Content starts

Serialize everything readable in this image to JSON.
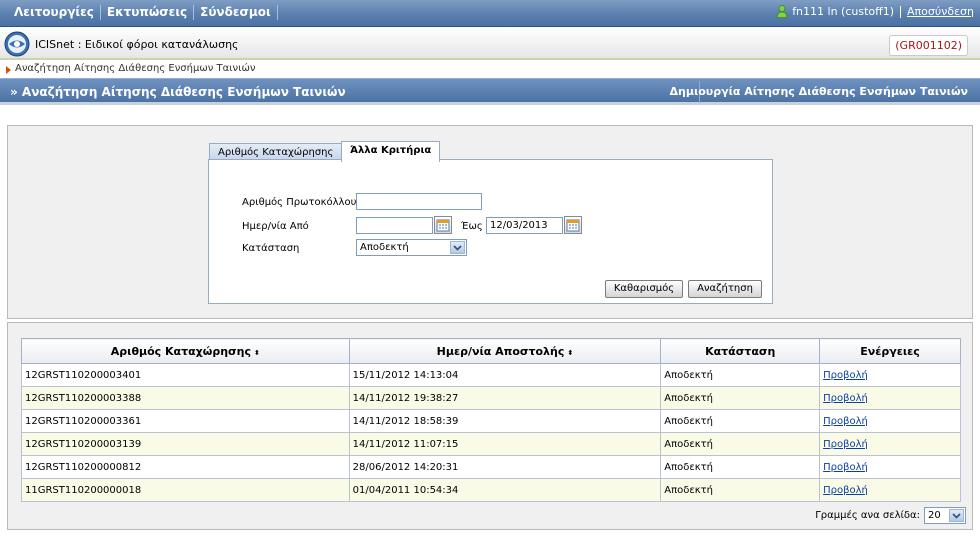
{
  "menu": {
    "items": [
      "Λειτουργίες",
      "Εκτυπώσεις",
      "Σύνδεσμοι"
    ]
  },
  "user": {
    "name": "fn111 ln (custoff1)",
    "logout": "Αποσύνδεση"
  },
  "app": {
    "title": "ICISnet : Ειδικοί φόροι κατανάλωσης",
    "code": "(GR001102)"
  },
  "breadcrumb": "Αναζήτηση Αίτησης Διάθεσης Ενσήμων Ταινιών",
  "band": {
    "title": "» Αναζήτηση Αίτησης Διάθεσης Ενσήμων Ταινιών",
    "create_link": "Δημιουργία Αίτησης Διάθεσης Ενσήμων Ταινιών"
  },
  "tabs": [
    "Αριθμός Καταχώρησης",
    "Άλλα Κριτήρια"
  ],
  "form": {
    "protocol_label": "Αριθμός Πρωτοκόλλου",
    "protocol_value": "",
    "date_from_label": "Ημερ/νία Από",
    "date_from_value": "",
    "date_to_label": "Έως",
    "date_to_value": "12/03/2013",
    "status_label": "Κατάσταση",
    "status_value": "Αποδεκτή",
    "clear_button": "Καθαρισμός",
    "search_button": "Αναζήτηση"
  },
  "table": {
    "headers": [
      "Αριθμός Καταχώρησης",
      "Ημερ/νία Αποστολής",
      "Κατάσταση",
      "Ενέργειες"
    ],
    "sort_glyph": "⬍",
    "rows": [
      [
        "12GRST110200003401",
        "15/11/2012 14:13:04",
        "Αποδεκτή",
        "Προβολή"
      ],
      [
        "12GRST110200003388",
        "14/11/2012 19:38:27",
        "Αποδεκτή",
        "Προβολή"
      ],
      [
        "12GRST110200003361",
        "14/11/2012 18:58:39",
        "Αποδεκτή",
        "Προβολή"
      ],
      [
        "12GRST110200003139",
        "14/11/2012 11:07:15",
        "Αποδεκτή",
        "Προβολή"
      ],
      [
        "12GRST110200000812",
        "28/06/2012 14:20:31",
        "Αποδεκτή",
        "Προβολή"
      ],
      [
        "11GRST110200000018",
        "01/04/2011 10:54:34",
        "Αποδεκτή",
        "Προβολή"
      ]
    ]
  },
  "pager": {
    "label": "Γραμμές ανα σελίδα:",
    "value": "20"
  },
  "icons": {
    "user": "user-icon",
    "logo": "globe-logo-icon",
    "calendar": "calendar-icon",
    "dropdown": "chevron-down-icon"
  }
}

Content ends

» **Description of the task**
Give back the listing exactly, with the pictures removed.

» **Task answer**
Serialize everything readable in this image to JSON.
{
  "menu": {
    "items": [
      "Λειτουργίες",
      "Εκτυπώσεις",
      "Σύνδεσμοι"
    ]
  },
  "user": {
    "name": "fn111 ln (custoff1)",
    "logout": "Αποσύνδεση"
  },
  "app": {
    "title": "ICISnet : Ειδικοί φόροι κατανάλωσης",
    "code": "(GR001102)"
  },
  "breadcrumb": "Αναζήτηση Αίτησης Διάθεσης Ενσήμων Ταινιών",
  "band": {
    "title": "» Αναζήτηση Αίτησης Διάθεσης Ενσήμων Ταινιών",
    "create_link": "Δημιουργία Αίτησης Διάθεσης Ενσήμων Ταινιών"
  },
  "tabs": [
    "Αριθμός Καταχώρησης",
    "Άλλα Κριτήρια"
  ],
  "form": {
    "protocol_label": "Αριθμός Πρωτοκόλλου",
    "protocol_value": "",
    "date_from_label": "Ημερ/νία Από",
    "date_from_value": "",
    "date_to_label": "Έως",
    "date_to_value": "12/03/2013",
    "status_label": "Κατάσταση",
    "status_value": "Αποδεκτή",
    "clear_button": "Καθαρισμός",
    "search_button": "Αναζήτηση"
  },
  "table": {
    "headers": [
      "Αριθμός Καταχώρησης",
      "Ημερ/νία Αποστολής",
      "Κατάσταση",
      "Ενέργειες"
    ],
    "sort_glyph": "⬍",
    "rows": [
      [
        "12GRST110200003401",
        "15/11/2012 14:13:04",
        "Αποδεκτή",
        "Προβολή"
      ],
      [
        "12GRST110200003388",
        "14/11/2012 19:38:27",
        "Αποδεκτή",
        "Προβολή"
      ],
      [
        "12GRST110200003361",
        "14/11/2012 18:58:39",
        "Αποδεκτή",
        "Προβολή"
      ],
      [
        "12GRST110200003139",
        "14/11/2012 11:07:15",
        "Αποδεκτή",
        "Προβολή"
      ],
      [
        "12GRST110200000812",
        "28/06/2012 14:20:31",
        "Αποδεκτή",
        "Προβολή"
      ],
      [
        "11GRST110200000018",
        "01/04/2011 10:54:34",
        "Αποδεκτή",
        "Προβολή"
      ]
    ]
  },
  "pager": {
    "label": "Γραμμές ανα σελίδα:",
    "value": "20"
  },
  "icons": {
    "user": "user-icon",
    "logo": "globe-logo-icon",
    "calendar": "calendar-icon",
    "dropdown": "chevron-down-icon"
  }
}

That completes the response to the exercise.